This month I got to preach on Mark 13:1-27 at my church home, Grace Evangelical Free Church (La Mirada and Fullerton). We’re preaching through the gospel of Mark, and behold, the time had come for the Olivet Discourse.
Though most of the commentaries I consulted on this text are not what I would call encouraging to the preacher (“hardest passage in the NT,” “dozens of possible meanings for each saying,” etc.) they did help me see just how deeply Jesus enters into the role of prophet in this discourse. Hearing biblical prophecy from the mouth of Jesus really gives us new access to the whole prophetic message of the Bible.

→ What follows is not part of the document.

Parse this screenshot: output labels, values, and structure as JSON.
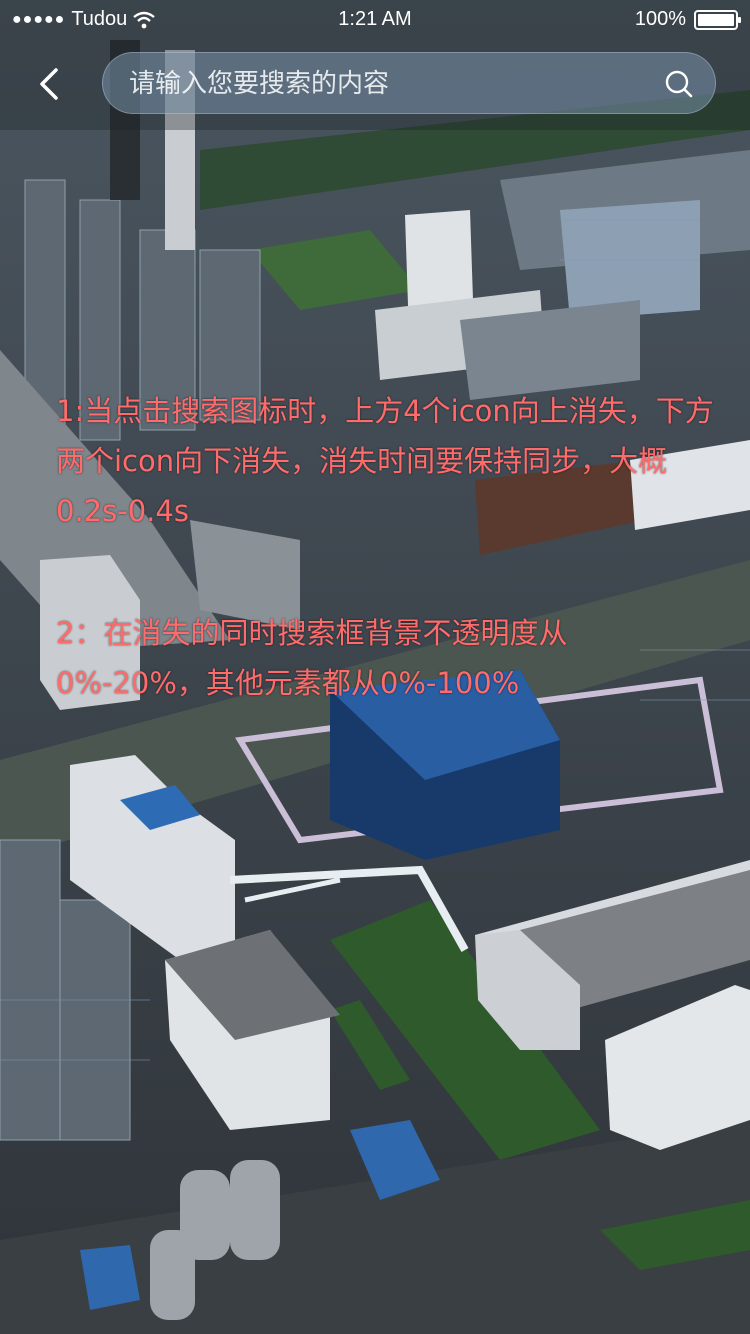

As a result, I tried to preach the passage as an introduction to biblical prophecy in general, with an emphasis on the way prophecy culminates in the person and work of Jesus, who is of course not just the prophet on the Mount of Olives, but the priest seated over against the Jerusalem temple (Mark 13:3), and the king who Daniel saw coming as the Son of Man with the clouds in power and glory (Mark 13:26).
For you nature lovers, right around the 21-minute mark is an extended illustration using mountains to explain the tricks of perspective and parallax error that attend interpreting prophetic revelation. Then at the end I get enthusiastic (for me) about clouds.